THERE wasn’t another like [Muhammad Ali]. Before the first fight, he was all mouth and saying, “I’ll stop Cooper in five but if he gives me asthma I’ll stop him in four”, that kind of thing. It used to go in one ear and out the other! A lot of the Americans talked more to their opponent than the British fighters but I used to ignore them. He used to try and call me everything but I knew it was putting bums on seats. People would ask if he was upsetting me and I’d say, ‘Let him carry on! I’m on a percentage as well!’ Everyone was buying seats.
We’d read about him and seen him on film beforehand. He had fast hands and he was fast on his bleeding feet. He could move fast and in a lot of his fights he never knocked people out, what he did was hit them with a series of punches, six or seven punches at a time, all in about three or four seconds, and the referee had to jump in and stop it because he didn’t want the opponents to be injured.
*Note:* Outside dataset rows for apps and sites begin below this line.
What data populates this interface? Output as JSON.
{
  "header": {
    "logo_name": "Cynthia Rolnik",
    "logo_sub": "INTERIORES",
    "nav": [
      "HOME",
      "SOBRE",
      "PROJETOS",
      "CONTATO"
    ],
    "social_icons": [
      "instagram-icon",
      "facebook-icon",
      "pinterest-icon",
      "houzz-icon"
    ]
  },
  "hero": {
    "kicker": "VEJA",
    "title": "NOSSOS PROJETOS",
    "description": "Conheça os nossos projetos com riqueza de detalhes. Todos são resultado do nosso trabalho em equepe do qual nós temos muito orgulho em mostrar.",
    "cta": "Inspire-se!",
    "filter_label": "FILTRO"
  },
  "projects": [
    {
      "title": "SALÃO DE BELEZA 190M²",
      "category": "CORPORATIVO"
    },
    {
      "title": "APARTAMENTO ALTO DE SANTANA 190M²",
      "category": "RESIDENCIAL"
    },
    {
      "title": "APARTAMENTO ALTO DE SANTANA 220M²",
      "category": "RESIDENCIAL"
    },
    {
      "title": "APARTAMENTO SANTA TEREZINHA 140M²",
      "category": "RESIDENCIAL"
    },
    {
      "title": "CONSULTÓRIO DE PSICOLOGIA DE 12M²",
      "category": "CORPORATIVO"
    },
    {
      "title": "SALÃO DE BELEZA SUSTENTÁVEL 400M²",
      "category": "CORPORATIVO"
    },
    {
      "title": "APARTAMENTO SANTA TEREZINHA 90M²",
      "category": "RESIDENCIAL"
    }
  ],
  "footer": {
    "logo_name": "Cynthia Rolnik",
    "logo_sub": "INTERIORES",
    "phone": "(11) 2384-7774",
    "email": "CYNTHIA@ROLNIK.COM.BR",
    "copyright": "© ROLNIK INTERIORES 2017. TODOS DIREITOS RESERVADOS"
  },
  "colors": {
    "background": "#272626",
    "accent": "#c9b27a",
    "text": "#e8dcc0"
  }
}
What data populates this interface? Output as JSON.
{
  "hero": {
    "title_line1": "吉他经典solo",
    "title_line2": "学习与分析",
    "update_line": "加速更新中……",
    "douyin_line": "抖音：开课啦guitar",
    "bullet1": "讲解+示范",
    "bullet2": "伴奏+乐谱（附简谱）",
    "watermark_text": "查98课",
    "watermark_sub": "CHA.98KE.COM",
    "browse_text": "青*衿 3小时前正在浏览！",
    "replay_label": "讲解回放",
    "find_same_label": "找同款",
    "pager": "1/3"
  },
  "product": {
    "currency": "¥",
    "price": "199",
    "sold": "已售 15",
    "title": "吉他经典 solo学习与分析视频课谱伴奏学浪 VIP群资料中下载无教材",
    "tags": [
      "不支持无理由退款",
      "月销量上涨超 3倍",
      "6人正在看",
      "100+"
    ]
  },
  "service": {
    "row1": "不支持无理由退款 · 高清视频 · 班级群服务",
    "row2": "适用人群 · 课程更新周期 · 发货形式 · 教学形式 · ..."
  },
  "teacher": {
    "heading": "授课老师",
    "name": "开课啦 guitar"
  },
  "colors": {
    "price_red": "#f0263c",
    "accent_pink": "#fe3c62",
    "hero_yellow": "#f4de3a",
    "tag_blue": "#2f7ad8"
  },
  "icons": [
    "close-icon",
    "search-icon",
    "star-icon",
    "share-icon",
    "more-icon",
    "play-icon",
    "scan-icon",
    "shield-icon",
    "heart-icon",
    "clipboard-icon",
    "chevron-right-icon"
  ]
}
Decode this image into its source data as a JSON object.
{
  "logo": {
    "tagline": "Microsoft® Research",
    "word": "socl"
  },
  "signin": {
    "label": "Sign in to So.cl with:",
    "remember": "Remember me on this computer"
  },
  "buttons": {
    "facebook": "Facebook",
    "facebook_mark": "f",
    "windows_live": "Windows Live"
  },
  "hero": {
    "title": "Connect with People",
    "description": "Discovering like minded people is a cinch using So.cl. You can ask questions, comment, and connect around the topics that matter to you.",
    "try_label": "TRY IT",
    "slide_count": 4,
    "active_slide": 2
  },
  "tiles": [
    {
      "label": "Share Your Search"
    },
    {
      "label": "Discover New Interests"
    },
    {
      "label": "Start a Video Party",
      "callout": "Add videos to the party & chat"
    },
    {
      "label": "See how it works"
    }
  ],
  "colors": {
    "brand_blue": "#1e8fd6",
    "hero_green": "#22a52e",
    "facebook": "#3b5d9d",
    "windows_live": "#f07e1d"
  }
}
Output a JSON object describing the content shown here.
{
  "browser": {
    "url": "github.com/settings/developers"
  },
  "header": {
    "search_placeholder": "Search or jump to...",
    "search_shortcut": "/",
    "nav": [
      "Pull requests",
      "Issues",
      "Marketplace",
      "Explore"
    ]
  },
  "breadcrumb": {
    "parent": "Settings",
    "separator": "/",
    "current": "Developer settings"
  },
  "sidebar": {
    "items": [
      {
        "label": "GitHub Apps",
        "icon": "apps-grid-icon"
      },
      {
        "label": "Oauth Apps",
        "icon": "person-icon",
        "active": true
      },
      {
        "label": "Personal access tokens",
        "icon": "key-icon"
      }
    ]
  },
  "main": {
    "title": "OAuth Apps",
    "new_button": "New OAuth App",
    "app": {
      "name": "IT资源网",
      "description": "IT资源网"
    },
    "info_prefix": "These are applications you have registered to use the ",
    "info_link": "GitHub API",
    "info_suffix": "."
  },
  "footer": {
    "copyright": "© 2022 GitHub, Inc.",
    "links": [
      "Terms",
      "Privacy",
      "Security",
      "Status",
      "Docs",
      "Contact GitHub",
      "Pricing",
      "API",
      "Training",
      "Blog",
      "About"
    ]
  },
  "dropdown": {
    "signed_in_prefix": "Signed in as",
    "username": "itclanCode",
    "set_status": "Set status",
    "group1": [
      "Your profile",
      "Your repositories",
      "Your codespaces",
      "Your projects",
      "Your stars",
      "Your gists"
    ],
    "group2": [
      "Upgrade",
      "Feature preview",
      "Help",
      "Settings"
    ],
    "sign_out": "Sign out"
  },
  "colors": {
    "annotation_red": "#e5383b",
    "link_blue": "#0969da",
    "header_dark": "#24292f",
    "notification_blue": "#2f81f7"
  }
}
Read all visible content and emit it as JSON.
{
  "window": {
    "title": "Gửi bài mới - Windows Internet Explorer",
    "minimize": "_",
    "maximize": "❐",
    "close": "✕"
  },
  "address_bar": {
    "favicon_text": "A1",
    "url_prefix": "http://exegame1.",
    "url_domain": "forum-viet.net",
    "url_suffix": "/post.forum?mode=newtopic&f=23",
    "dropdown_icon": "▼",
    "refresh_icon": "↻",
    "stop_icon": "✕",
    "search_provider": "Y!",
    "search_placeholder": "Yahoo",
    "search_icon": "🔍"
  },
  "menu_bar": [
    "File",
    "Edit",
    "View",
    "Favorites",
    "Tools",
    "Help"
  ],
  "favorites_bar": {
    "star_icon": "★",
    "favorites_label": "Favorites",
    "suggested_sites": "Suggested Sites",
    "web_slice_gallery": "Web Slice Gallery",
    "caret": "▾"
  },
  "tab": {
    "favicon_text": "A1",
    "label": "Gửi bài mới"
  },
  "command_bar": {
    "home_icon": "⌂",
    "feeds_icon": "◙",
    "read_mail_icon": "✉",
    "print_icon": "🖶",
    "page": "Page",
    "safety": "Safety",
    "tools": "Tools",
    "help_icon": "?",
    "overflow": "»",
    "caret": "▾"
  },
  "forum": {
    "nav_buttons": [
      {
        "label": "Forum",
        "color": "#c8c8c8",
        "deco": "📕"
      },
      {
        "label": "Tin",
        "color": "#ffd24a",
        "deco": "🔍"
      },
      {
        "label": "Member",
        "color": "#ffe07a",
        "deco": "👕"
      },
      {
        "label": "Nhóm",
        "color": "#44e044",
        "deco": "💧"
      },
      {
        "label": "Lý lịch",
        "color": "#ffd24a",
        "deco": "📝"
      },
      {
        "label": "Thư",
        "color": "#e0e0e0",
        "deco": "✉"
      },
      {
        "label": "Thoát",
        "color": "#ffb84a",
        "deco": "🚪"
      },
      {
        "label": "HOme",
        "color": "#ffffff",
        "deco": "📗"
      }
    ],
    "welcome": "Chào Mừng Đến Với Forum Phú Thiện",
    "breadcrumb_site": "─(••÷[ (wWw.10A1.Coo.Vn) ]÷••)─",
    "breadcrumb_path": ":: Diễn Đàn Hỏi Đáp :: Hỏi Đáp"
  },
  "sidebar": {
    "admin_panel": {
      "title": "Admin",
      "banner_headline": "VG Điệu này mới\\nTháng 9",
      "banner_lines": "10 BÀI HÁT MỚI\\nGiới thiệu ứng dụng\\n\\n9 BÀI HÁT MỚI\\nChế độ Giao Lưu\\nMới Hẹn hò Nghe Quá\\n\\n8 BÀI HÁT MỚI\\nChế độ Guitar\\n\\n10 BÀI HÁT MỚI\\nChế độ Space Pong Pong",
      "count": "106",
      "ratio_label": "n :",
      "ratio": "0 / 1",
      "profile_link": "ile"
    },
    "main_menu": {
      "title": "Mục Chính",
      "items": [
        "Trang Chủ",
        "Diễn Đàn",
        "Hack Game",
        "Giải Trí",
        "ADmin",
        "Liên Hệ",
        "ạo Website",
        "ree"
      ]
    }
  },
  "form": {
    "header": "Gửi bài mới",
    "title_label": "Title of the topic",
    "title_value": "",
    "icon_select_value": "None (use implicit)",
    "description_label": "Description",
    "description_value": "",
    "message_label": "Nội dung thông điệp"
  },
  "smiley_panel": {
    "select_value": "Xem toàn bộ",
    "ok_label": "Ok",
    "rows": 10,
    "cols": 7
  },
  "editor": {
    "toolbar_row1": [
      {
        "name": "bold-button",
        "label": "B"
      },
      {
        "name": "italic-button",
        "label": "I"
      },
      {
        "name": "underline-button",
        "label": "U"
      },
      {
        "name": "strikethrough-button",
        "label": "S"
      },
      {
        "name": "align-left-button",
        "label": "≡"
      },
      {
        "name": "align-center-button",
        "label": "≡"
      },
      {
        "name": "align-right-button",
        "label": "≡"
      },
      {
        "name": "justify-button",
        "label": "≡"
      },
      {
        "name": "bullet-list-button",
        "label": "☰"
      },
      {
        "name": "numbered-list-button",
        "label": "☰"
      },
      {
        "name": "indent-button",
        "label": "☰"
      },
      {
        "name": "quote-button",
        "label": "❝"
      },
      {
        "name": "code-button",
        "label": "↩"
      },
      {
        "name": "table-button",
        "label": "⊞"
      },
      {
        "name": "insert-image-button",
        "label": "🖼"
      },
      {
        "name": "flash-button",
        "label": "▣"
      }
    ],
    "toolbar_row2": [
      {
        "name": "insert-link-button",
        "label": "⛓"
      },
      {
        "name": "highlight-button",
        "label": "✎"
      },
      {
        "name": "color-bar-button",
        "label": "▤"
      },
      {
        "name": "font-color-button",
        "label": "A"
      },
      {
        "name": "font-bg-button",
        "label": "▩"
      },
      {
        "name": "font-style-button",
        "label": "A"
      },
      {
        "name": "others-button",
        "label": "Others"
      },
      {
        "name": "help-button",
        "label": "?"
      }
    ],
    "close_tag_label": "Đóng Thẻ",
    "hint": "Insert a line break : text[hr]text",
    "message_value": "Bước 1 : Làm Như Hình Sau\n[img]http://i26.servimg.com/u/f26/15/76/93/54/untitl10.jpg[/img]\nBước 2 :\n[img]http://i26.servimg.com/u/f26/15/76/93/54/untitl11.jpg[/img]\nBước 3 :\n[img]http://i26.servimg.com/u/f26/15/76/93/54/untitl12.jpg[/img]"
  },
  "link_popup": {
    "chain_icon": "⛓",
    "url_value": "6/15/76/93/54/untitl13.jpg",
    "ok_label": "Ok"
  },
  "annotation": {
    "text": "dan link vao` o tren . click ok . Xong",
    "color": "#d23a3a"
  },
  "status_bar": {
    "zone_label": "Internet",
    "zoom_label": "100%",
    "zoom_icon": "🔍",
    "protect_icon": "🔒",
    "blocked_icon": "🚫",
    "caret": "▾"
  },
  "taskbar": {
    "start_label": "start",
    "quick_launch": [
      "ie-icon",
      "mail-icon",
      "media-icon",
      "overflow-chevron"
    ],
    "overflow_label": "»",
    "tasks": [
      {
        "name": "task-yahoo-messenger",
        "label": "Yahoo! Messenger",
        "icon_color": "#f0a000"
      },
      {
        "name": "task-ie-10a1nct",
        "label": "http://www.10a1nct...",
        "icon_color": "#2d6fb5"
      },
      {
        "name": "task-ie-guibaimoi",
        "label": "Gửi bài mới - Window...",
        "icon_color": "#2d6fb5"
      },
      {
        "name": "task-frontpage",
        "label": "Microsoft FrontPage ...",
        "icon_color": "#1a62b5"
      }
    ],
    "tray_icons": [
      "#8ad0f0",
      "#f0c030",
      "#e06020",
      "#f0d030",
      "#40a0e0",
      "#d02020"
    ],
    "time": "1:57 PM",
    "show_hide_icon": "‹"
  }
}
I was still confident and I thought I had the style, which I did, that he didn’t like. I didn’t stand off him, I took the fight to him and you have to because he was six-foot three in them days and he had the long reach so if I stood off him and tried to box, he’d have poked my head off. So that’s why I had to trap him in corners and on the ropes to stop his mobility.